New hope for INOCA patients suffering from angina

Imperial College London magazine announces that Dr Ranil De Silva (Royal Brompton and Harefield Hospitals, UK) with the support of the British Heart Foundation will conduct a study, the REMEDY-PILOT, to evaluate whether the placement in the coronary sinus of an hourglass-shaped scaffold, known as the Neovasc Reducer, is an option in patients with ischaemia in the absence of obstructive coronary artery disease (INOCA) who have angina symptoms.

Patients with INOCA

This specific category of patients suffers from angina with no evidence of epicardial coronary artery disease; the dysfunction that generates angina is rather attributable to the microvascular level. Patients with INOCA have a low quality of life, treatment options are limited, and there are still no validated interventional approaches that reduce angina symptoms.

Study objectives

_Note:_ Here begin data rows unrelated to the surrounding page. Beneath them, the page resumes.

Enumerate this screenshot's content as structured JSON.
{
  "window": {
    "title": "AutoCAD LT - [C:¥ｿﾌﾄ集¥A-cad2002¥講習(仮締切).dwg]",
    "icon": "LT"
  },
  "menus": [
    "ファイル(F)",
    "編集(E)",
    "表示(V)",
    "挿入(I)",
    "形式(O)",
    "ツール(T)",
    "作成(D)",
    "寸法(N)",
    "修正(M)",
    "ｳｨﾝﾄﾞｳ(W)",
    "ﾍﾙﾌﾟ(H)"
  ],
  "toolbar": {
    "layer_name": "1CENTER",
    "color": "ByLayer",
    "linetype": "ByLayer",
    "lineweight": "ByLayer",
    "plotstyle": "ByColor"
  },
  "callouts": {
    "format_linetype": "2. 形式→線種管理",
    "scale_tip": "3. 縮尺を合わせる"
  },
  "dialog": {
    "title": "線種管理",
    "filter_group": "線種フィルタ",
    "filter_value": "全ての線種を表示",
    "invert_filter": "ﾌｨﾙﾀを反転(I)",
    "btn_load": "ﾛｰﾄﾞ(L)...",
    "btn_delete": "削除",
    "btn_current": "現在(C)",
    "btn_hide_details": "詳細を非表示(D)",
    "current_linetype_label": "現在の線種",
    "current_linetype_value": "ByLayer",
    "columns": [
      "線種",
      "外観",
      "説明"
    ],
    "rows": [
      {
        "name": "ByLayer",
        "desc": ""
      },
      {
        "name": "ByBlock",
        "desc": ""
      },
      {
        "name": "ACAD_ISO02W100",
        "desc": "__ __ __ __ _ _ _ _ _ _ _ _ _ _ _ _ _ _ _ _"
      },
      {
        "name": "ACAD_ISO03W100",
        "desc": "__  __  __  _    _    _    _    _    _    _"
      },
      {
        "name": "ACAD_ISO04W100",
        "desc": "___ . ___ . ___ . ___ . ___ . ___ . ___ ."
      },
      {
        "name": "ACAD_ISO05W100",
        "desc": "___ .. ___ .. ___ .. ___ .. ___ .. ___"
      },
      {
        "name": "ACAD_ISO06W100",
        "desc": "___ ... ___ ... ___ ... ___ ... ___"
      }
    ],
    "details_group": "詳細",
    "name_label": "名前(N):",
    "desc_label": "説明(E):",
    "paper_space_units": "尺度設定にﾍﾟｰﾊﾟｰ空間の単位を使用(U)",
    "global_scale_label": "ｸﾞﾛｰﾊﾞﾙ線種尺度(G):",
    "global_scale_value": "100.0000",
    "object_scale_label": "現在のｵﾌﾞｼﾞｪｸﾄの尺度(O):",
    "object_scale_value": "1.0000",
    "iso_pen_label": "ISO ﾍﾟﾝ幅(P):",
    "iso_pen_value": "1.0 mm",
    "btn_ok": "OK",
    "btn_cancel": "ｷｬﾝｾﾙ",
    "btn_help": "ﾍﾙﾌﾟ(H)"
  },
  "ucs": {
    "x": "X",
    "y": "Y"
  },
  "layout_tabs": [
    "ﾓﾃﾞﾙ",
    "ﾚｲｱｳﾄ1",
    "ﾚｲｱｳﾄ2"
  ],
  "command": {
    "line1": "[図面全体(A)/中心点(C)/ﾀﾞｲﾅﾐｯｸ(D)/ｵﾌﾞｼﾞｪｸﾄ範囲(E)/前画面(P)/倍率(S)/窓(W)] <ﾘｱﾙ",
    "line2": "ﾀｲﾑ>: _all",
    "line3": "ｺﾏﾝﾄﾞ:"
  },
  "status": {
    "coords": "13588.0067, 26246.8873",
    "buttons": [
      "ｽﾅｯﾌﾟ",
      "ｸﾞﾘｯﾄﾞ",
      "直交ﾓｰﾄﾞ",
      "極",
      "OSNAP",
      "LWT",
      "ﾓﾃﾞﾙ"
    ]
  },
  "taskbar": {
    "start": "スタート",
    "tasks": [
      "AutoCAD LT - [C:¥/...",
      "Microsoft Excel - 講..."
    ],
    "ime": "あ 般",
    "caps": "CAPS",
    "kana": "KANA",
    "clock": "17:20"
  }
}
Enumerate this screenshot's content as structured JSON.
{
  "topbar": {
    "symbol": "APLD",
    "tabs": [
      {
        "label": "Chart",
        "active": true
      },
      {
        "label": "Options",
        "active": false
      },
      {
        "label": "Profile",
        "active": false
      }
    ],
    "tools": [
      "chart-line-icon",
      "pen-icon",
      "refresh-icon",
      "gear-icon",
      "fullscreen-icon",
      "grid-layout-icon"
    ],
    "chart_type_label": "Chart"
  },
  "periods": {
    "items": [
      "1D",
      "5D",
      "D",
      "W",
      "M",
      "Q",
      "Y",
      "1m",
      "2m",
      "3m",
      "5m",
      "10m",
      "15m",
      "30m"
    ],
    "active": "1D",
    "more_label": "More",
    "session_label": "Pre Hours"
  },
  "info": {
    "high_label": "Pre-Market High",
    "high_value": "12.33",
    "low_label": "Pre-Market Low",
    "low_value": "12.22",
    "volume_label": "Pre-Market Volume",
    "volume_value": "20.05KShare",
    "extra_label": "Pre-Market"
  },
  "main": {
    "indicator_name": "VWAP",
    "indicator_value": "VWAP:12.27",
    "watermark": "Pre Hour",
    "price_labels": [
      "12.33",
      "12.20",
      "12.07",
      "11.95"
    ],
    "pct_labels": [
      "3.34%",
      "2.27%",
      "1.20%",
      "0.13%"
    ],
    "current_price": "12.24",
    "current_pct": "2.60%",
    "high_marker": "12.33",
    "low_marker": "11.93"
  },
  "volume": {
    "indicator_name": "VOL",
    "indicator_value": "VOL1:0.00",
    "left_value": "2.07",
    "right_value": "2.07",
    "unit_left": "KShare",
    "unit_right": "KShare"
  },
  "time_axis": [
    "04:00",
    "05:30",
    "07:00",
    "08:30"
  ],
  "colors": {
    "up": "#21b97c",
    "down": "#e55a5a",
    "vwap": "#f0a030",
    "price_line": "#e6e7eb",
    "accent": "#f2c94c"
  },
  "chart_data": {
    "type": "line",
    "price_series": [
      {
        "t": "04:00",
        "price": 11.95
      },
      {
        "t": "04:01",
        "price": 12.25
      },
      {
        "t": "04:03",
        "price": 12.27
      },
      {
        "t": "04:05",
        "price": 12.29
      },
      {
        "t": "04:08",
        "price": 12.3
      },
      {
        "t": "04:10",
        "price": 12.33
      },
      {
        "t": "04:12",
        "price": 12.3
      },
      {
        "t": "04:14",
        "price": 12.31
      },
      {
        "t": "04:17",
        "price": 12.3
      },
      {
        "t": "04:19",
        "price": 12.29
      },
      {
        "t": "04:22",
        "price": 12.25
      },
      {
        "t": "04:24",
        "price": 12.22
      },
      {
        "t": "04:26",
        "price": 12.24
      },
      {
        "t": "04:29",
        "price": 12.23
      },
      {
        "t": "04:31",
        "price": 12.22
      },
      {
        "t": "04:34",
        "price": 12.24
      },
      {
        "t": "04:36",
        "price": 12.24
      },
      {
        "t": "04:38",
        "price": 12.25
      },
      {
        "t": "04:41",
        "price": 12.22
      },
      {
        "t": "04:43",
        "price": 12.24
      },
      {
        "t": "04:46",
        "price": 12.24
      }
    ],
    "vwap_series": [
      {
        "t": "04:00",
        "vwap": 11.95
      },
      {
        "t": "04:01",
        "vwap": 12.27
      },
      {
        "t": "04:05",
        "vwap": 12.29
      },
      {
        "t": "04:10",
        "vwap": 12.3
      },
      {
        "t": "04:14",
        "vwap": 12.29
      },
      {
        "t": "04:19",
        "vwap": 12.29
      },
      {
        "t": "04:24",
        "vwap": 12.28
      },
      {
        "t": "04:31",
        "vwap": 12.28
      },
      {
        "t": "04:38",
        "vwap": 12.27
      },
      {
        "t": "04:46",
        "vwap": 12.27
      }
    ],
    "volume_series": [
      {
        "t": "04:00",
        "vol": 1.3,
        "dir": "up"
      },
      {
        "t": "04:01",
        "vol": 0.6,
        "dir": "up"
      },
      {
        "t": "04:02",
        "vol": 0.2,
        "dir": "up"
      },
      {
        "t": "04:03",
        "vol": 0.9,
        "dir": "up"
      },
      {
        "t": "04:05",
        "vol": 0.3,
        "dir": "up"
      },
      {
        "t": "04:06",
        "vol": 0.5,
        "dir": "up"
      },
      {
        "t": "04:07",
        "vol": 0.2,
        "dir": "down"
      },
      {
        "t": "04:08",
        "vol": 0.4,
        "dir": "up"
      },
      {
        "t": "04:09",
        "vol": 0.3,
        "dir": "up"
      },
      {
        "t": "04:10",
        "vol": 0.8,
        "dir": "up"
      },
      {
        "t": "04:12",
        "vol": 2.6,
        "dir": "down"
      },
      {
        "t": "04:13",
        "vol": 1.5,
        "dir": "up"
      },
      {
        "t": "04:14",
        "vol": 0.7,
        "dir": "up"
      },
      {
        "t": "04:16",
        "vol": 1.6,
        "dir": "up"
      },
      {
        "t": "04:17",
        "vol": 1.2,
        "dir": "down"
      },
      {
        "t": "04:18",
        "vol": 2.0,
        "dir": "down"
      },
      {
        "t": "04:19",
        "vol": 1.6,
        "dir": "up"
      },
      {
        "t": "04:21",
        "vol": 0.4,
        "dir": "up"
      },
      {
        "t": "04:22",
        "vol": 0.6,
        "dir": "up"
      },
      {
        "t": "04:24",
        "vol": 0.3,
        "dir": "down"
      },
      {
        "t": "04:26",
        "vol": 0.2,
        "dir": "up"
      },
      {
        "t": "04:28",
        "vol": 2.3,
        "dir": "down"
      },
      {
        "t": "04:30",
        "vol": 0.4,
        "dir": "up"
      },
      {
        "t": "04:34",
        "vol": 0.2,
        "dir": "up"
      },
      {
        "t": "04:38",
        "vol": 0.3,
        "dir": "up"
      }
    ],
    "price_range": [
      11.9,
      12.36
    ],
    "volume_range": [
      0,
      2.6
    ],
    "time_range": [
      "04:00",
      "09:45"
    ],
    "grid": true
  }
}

Dr De Silva and his research group speculate that coronary sinus narrowing would result in a redistribution of blood flow to ischemic areas and consequent pain relief. If the hypothesis is confirmed by the results of the study, the REMEDY-PILOT will represent the basis for future multicenter trials in which the Reducer is implanted in patients with INOCA and angina.